Twitter has begun experimenting with an account, called @AchievementBird, that will direct message you ‘achievements’ that you earn with your tweets. The account is protected but has granted follows in the past few days.
Once you’re on the list, the account will occasionally send you messages about how one of your tweets has performed. Xero engineer Owen Williams noted the account on Twitter, as well as a couple of the messages that he had received so far:
One of my tweets was ‘used in an article’ and AchievementBird notified me of the fact. When I clicked on the link, the relatively new ‘Related headlines’ feature showed me exactly where the tweet had been used.
Another Twitter experimental account called @magicheadlines is likely related to this effort, as it claims to let you ‘See where tweets are embedded around the web’ — though it could have some wider applications as a digest of newsworthy tweets. Update: This account appears to have been a part of a Twitter hack week project, as the bio has now been updated to reflect that. So probably not a part of Twitter’s main ‘experiments’ pipeline, but something team members were working on as a side project.
When asked for comment on the AchievementBird account, Twitter referred us to the blog post on its continuing experimentation efforts.
It appears that AchievementBird is tapping into Twitter’s analytics package to surface the results of user tweets. Though it rolled out analytics to business users and verified users first, anyone can now get access to the page using their ‘ads’ dashboard.
This is what it looks like:
If you’re a frequent tweeter, you’ll have some stats stacked up about RTs, favorites, followers and more. I’ve talked before about how Twitter is experimenting with an account called @magicstats, which appears to measure the popularity of tweets by velocity. In that piece I mentioned that third-party Twitter engagement tracker Favstar is one of my go-to sites on a daily basis.
One of the features that Favstar offers is accounts that hit you up when your tweets have passed fav milestones like ’50’ or ‘100’. It also offers a ‘tweet of the day’ award that you can bestow on friends or follows you think gave good tweet.
Who knows what Twitter will end up doing with the AchievementBird account in the end, but I wouldn’t be surprised at all to see it weave it into the main product as it did with the MagicRecs account. Having full access to Twitter’s dataset means that Twitter can offer features Favstar can’t, as it has to poll the API.
I still like Favstar’s presentation better, and its integration with third-party apps, but it’s early days for AchievementBird and Twitter could always revamp its analytics to be more friendly. Either way, this appears to be rolling along the track towards integration as a push notification, not a landing page.

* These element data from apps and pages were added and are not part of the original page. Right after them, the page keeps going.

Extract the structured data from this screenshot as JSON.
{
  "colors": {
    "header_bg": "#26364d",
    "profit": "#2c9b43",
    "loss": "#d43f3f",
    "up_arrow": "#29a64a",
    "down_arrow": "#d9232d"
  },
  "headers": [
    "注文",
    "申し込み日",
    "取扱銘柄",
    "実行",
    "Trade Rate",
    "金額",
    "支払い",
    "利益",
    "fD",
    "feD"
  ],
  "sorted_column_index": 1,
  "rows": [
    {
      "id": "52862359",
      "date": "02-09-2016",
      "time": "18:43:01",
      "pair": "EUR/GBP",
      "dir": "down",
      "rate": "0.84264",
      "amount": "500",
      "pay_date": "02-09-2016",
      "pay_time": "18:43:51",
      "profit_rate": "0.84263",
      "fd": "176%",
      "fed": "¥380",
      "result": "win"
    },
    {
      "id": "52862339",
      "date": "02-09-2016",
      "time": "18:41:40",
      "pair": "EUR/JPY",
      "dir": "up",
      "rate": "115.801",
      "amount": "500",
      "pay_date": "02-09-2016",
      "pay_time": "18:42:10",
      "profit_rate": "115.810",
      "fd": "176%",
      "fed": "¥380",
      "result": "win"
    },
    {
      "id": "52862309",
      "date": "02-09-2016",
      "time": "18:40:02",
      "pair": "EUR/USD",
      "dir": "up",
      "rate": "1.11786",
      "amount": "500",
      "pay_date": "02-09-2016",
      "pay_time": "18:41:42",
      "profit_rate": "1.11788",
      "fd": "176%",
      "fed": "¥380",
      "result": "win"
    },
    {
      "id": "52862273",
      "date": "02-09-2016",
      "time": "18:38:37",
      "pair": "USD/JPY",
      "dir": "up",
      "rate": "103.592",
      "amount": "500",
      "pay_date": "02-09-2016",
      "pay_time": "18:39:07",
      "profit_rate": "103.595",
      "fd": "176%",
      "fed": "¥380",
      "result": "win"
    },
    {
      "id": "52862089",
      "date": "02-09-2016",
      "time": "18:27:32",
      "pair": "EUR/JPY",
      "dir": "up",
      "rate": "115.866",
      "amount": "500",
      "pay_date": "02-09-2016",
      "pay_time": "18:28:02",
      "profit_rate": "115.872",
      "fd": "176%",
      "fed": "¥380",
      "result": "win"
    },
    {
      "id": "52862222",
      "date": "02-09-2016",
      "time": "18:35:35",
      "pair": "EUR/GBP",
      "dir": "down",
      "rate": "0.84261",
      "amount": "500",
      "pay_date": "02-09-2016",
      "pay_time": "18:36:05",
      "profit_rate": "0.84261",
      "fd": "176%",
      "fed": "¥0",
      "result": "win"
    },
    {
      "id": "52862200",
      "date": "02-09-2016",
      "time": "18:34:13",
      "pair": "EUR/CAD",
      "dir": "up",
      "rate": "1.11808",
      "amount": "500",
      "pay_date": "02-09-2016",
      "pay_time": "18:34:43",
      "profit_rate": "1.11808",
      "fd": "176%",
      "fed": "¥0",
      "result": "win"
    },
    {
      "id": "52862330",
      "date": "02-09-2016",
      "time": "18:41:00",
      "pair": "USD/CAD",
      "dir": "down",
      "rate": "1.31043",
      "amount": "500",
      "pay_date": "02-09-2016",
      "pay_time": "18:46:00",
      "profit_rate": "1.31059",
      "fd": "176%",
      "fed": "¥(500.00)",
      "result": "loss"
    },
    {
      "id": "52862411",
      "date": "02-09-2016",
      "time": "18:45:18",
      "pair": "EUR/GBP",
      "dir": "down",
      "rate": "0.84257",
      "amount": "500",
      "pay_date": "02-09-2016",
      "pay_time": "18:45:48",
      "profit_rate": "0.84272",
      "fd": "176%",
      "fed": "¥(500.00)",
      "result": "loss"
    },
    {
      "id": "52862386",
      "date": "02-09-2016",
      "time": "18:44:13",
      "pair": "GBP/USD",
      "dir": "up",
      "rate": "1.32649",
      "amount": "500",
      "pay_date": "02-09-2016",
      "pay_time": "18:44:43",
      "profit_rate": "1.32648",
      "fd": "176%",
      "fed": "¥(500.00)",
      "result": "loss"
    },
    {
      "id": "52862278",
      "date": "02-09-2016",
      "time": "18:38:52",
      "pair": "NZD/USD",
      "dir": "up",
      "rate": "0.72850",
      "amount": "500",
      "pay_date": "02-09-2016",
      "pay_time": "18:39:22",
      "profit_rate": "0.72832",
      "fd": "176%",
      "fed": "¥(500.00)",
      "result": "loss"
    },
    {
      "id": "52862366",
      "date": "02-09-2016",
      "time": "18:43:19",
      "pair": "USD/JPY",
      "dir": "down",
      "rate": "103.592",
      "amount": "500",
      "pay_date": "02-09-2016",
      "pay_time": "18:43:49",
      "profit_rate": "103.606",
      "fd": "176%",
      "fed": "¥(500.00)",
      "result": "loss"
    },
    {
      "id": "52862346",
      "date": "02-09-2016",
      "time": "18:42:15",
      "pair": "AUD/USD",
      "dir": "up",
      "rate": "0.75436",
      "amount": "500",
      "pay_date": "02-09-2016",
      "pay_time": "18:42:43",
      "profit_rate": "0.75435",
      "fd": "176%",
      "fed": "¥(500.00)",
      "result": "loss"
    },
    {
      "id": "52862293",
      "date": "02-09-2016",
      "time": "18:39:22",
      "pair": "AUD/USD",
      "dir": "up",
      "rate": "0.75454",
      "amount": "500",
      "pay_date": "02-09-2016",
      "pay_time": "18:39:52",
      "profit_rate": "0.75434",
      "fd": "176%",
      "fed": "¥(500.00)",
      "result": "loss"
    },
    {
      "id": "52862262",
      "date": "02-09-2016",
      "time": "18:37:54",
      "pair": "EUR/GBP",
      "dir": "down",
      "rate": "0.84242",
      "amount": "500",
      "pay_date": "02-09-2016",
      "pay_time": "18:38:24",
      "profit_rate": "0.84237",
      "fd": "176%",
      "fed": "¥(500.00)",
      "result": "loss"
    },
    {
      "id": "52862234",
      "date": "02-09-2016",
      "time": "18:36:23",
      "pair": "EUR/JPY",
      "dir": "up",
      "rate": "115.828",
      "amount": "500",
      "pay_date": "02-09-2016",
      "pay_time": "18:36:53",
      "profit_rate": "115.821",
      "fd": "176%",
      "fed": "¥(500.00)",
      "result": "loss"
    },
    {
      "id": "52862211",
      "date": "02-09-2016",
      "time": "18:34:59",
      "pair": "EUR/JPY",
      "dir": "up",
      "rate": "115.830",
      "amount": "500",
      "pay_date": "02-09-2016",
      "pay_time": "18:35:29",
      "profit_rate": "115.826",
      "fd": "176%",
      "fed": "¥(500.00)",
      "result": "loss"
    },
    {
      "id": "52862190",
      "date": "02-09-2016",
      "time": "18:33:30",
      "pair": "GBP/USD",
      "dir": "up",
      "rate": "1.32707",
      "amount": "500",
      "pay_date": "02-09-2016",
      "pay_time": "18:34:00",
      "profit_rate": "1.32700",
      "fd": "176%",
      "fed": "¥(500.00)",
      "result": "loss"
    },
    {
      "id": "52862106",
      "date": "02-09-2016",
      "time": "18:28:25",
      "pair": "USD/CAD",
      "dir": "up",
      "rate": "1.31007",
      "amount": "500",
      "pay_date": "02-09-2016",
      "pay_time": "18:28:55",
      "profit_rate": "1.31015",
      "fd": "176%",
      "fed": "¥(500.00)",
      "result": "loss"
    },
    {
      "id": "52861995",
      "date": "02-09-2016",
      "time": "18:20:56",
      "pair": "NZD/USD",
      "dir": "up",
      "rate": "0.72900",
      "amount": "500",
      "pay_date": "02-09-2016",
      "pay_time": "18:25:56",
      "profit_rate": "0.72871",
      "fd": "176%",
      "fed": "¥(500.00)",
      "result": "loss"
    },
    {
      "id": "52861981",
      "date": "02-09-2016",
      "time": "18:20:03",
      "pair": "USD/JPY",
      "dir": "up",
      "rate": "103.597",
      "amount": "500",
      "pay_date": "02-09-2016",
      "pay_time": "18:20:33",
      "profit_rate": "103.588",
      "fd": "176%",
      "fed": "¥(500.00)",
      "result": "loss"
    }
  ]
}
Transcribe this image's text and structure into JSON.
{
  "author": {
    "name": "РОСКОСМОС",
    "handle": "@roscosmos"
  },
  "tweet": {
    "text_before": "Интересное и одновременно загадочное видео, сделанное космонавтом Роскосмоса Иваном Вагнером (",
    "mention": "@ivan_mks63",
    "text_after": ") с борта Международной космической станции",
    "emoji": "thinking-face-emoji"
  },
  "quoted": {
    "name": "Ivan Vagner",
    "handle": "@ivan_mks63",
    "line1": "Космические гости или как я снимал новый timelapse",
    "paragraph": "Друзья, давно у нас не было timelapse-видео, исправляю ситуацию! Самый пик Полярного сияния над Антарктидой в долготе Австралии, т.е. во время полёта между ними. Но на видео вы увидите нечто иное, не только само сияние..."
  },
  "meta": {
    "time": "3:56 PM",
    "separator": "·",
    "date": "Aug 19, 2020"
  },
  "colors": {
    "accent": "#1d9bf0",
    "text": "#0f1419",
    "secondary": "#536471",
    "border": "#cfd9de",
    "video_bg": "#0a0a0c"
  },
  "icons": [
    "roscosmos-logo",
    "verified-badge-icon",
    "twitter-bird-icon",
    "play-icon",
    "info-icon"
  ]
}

Sending alerts to users notifying them that people are actually reading and even using their tweets in articles seems to be a good way to encourage those users to tweet more. And converting users from lurkers to active tweeters is important for retention and growth.
Image Credit: Jerine Lay